In Muscat, the capital city of Oman, there’s an otherworldly landscape that awaits you. Vast mountain ranges that stretch across as far as the eye can see, with a terrain so rugged that you’d be forgiven to think nothing survives here. The country is filled with mountains, fresh water wadis, date plantations, Bedouin villages, and culture and history that dates back centuries, seamlessly blending traditional with modern.
Unlike its Middle Eastern counterparts, Muscat has none of the glitzy skyscrapers. Rather, it’s a city that seems almost suspended in time – with low-lying buildings in cream and white hues, nestled in the mountains and framed by the glimmering ocean. Its incense-filled souks sit comfortably with luxury resorts alongside traditional architecture that’ll make you want to whip out your camera at every corner. To make the most of Muscat and beyond, here’s your ideal travel guide.
Muscat is a foodie’s delight and you can’t miss sampling Omani food. If you’re a fan of slow-cooked meats, Shuwa is a marinated lamb that’s cooked in a sandpit for several hours and often served as a celebratory meal in homes. Most traditional restaurants will have this on the menu. Alternately, Mishkak is a popular street snack; barbecued meat skewers flamed over a charcoal grill.

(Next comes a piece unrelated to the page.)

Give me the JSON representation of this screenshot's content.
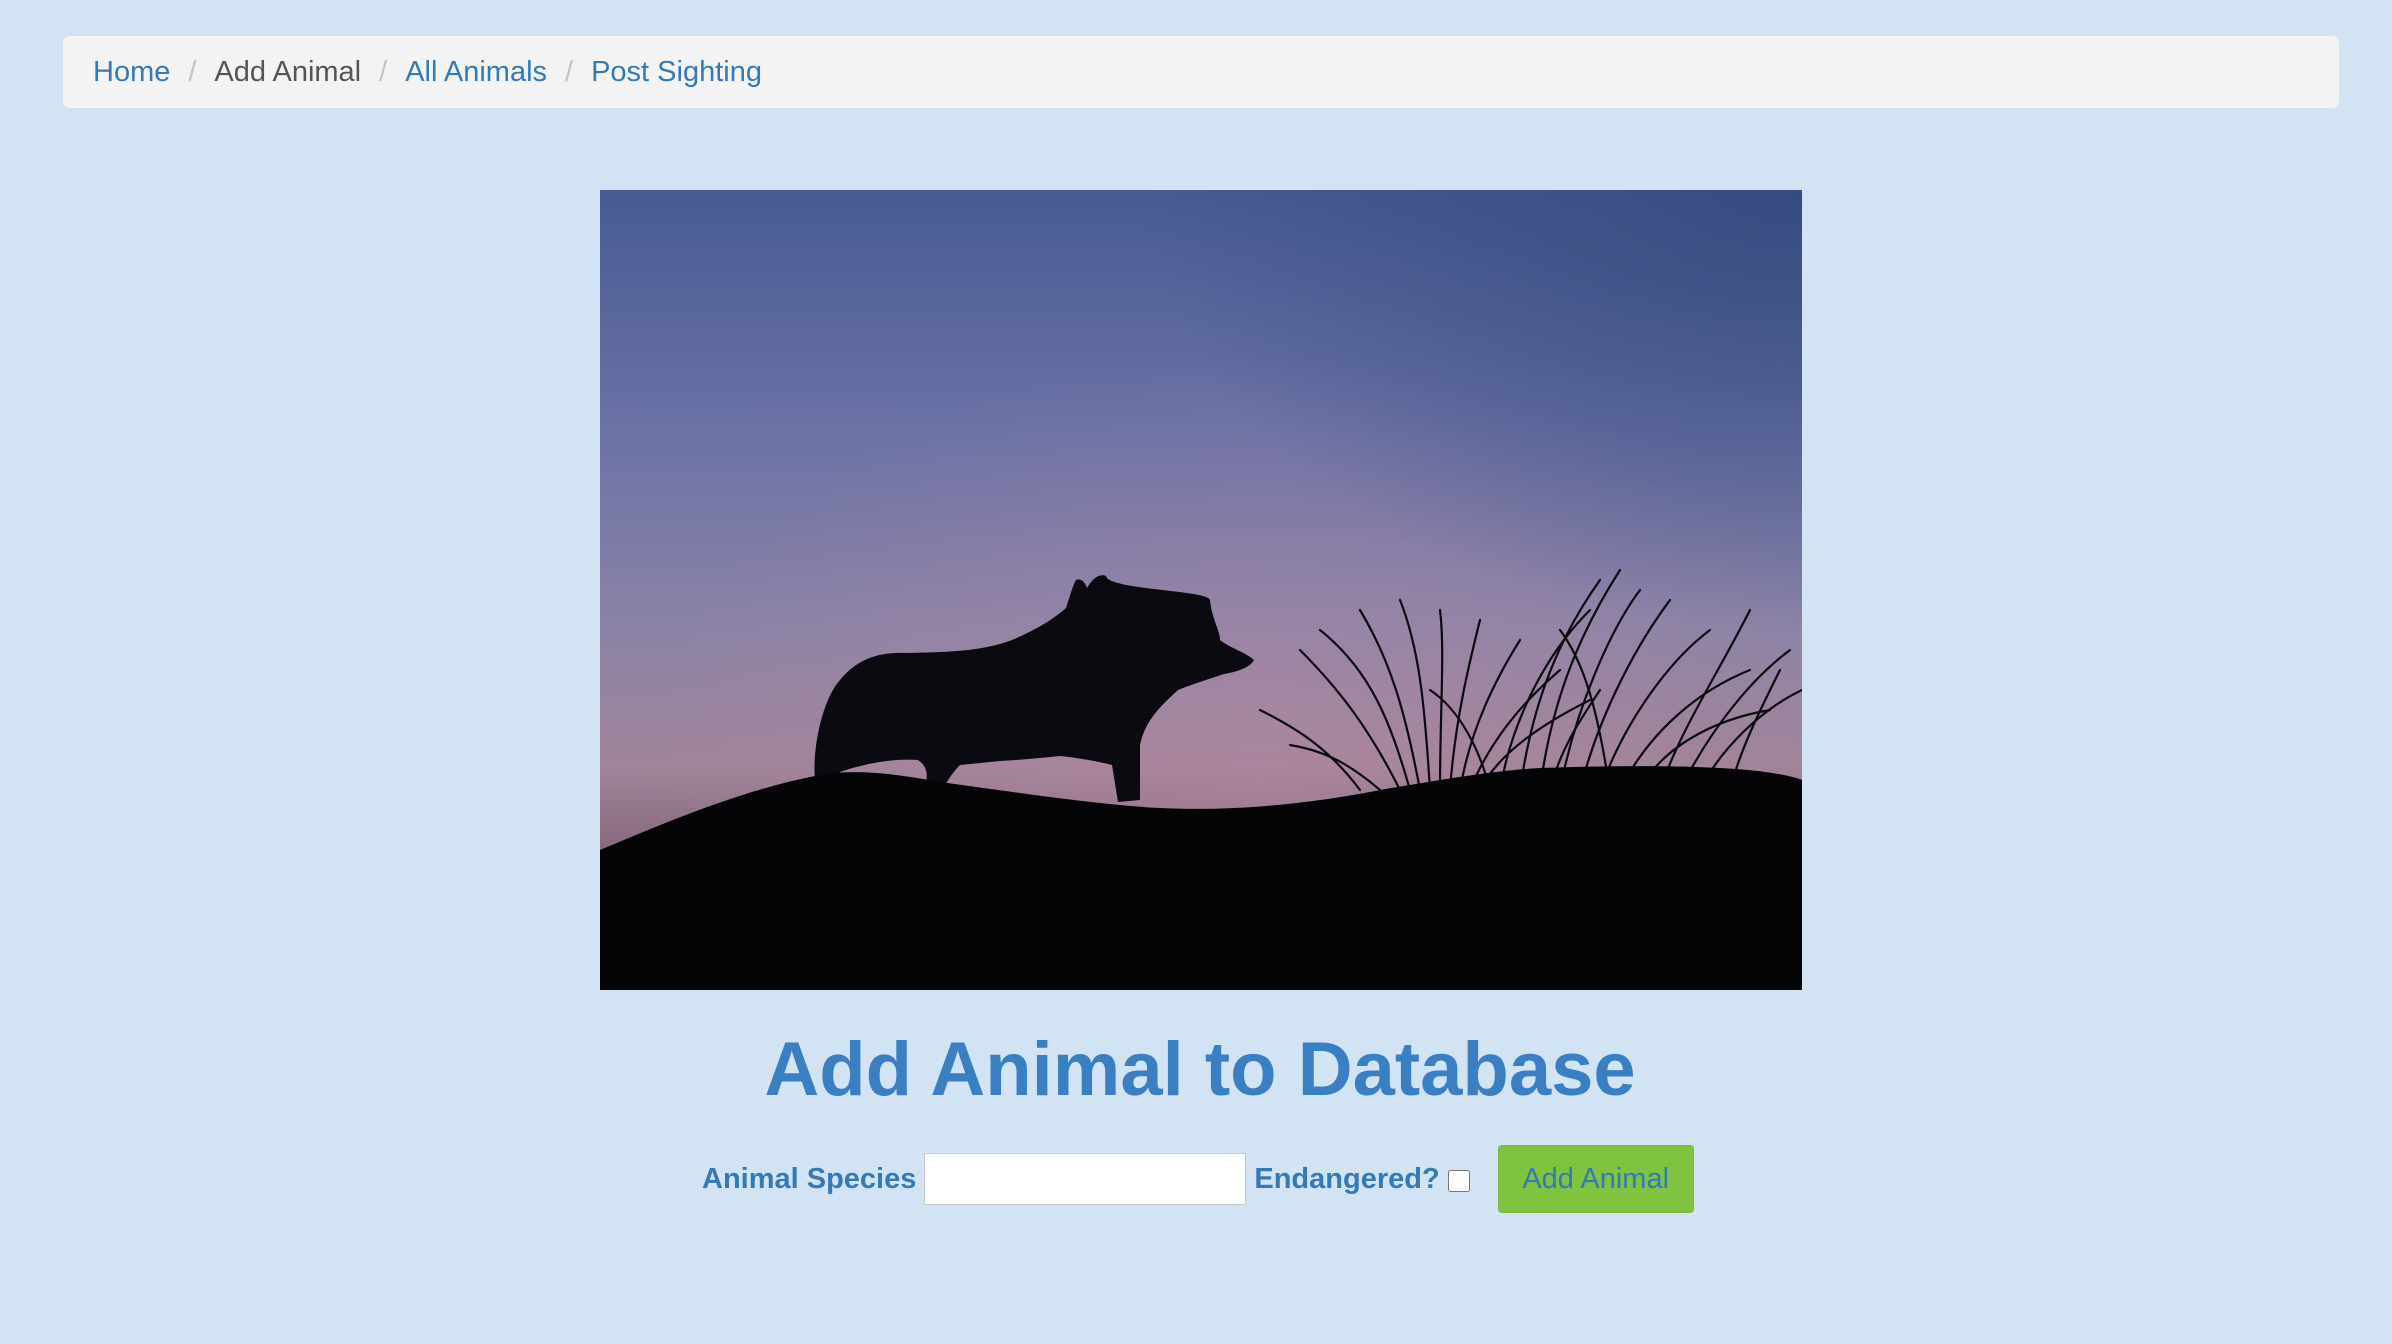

You can try these in the street stalls of the Qurum neighbourhood, Muscat.
Popular among locals is Rozna, a traditional Omani fortress with enclosed sections. It’s perfect for intimate family meals. We suggest getting the date juice shots, seafood platter, and dum-cooked Kabuli rice studded with potatoes and meat.
Bait Al Luban is another fine dine restaurant serving traditional and contemporary Omani cuisine. Get the assorted breads such as mandazi (sweet, fluffy bread) or maldouf (date bread with mixed grills). Make sure you end your meals on a sweet note with dates and coffee (Arabic-style Qahwah made with ground coffee, sugar, cardamom, and rose water).
Skip the malls and head to a local souk instead. The Muttrah Souk in Muscat is a little commercial but you can find great Turkish lamps, artefacts, ceramics, and frankincense at bargain prices here. For a more authentic experience visit the local souk of Nizwa, which is two hours from Muscat. Home to date, pottery and spice markets, lose yourself in the alleyways filled with old shops and coffee houses. While you’re there, visit the Nizwa Fort for its sheer scale and architecture.
Sultan Qaboos Grand Mosque (Muscat)
The Grand Mosque is an architectural masterpiece. Heavily influenced by the Persian-style of architecture, the main prayer hall is a visual delight with large Swarovski chandeliers, stained glass windows, and millions of blue mosaic tiles that make for an awe-inspiring image.
Royal Opera House
Muscat’s Royal Opera House is lavishly built in the heart of the city. It’s the perfect chance for you to dress up and attend a show here.
Go off-roading into one of Oman’s many wadis. Its picturesque lush landscape against a stark background makes for a stunning scenery. During monsoon, these wadis fill up with turquoise water and thrive with incredible ecosystem.
The waters off the coast of Muscat are home to spinner dolphins and on good days you can spot pods of these playful creatures. A speedboat ride from the marina is your best bet.
Jebel Sifah is a relatively new integrated beach town development about an hour away from Muscat. The smooth drive opens you to new sights of quaint Bedouin villages and shepherds herding their mountain goats. Once you’re here, stay at the Sifawy boutique hotel. Spend evenings sipping cocktails by the pool at The Bank Beach Club. There’s a 9-hole golf course too.
Jebel Shams is the highest peak in Oman and offers sweeping views of the valley. Besides being a great sunset spot, explore the wilderness on a 4×4 vehicle or trek through 300-year-old villages for the ultimate adrenaline rush. Stay at The View, an eco-friendly property with an infinity pool.
Oman Air flies directly from major Indian cities. You can obtain E-visas easily.